If you fail platforming challenges in general, death is something you’ll have to come to terms with eventually, and no amount of bubbles will save you when you run out of mana. The game doesn’t autosave, but instead spreads around green braziers that you can touch to manually save your game. You can also touch the green flames and re-save to replenish all three hit points Zoe’s rocking. Luckily, even if you don’t save before you collect an item or overcome an obstacle, the game still seems to remember your progress and doesn’t make you jump through the gauntlet again to pull the levers or complete the puzzles to progress forward. However, when you do perish, there is a small counter at the lower left hand corner of the screen that keeps count of how many times you’ve died. It’s just like a tiny troll face, constantly reminding you of how badly you suck at jumping.

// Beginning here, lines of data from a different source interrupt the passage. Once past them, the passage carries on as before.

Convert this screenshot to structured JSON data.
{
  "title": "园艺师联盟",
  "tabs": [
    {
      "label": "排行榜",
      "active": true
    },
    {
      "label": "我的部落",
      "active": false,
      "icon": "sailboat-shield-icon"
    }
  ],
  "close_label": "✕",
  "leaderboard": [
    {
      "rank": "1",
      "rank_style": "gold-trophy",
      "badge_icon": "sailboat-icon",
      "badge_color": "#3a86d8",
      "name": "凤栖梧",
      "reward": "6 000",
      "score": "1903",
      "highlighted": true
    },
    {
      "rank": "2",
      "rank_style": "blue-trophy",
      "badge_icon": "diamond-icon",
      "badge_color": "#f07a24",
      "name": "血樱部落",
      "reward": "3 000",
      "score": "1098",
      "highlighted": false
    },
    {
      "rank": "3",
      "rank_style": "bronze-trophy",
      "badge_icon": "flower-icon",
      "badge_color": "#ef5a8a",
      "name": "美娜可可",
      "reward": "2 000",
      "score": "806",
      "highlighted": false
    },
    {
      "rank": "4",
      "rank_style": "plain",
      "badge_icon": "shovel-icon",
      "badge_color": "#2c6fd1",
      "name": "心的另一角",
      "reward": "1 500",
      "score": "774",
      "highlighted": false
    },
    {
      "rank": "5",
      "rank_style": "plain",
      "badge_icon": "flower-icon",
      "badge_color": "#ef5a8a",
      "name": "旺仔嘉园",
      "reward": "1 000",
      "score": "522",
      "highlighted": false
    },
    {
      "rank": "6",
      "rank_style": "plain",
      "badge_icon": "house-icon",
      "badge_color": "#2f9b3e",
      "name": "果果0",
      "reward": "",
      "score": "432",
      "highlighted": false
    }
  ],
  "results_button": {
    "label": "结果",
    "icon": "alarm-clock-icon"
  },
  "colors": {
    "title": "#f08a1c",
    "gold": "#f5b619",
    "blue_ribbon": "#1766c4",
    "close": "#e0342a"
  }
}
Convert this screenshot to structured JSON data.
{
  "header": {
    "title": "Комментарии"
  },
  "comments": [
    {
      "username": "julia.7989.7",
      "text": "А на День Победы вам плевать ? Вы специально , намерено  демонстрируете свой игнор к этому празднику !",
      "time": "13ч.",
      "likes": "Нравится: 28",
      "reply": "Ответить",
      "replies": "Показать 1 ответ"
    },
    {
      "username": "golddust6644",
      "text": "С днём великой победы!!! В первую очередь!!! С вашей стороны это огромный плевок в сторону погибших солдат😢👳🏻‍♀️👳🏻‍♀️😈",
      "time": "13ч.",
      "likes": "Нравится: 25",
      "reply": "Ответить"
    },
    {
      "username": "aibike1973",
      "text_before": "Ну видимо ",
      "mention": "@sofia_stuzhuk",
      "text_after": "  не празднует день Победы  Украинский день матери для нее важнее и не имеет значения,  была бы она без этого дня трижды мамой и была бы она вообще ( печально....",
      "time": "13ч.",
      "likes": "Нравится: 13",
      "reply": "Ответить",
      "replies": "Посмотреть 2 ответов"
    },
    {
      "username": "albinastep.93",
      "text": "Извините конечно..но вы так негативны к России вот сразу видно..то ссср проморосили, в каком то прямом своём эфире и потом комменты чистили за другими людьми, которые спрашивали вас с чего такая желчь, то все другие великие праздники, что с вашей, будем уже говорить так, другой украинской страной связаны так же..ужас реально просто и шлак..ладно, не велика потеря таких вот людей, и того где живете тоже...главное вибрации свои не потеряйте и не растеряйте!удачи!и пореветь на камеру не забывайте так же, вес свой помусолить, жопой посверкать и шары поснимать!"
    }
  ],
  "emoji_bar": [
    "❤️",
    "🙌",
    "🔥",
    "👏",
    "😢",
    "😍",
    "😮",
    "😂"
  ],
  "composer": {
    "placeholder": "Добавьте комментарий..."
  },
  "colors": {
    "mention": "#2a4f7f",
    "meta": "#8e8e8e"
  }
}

Though I’ve died multiple times, I’ve never felt brutally punished for it. Yeah, it sucks to have to work your way back through a portion of a level, but you’re not losing anything-just time. Plus, it feels so rewarding to finally make it past a difficult floor. Along the way, there’s a pleasant chiptune soundtrack to keep you company created by the incredibly talented RushJet1. RushJet1 has created an insanely fun soundtrack that I feel really captures that nostalgia of older games, but still feels modern and unique enough to get you tapping your foot every time the menu boots up.
I didn’t have the pleasure of playing Alwa’s Legacy’s title before this (Alwa’s Awakening), but I can say with confidence and un-tinted goggles, Alwa’s Legacy is a fantastic game that can be picked up regardless of your experience with the series. It has an exciting, challenging, and rewarding playstyle that’s accentuated by a beautifully crafted and nostalgic world. What more could you ask for? There’s just so much obvious love and care that has been poured into this game from its developers, and it really gives Alwa’s Legacy a glossy polish that is unfortunately missing from a lot of other metroidvania indie titles we see today.
Would I recommend Alwa’s Legacy? Yes, a hundred times over, yes. It is fun from the very beginning to end, and invites you to explore the contents of its world without hand-holding or a curfew to pull you down. If you’d like to try out Alwa’s Legacy for yourself, you can find it on both Steam and the Switch for $17.99.
A huge thank you to Elden Pixels for providing a copy of Alwa’s Legacy for the purpose of this review.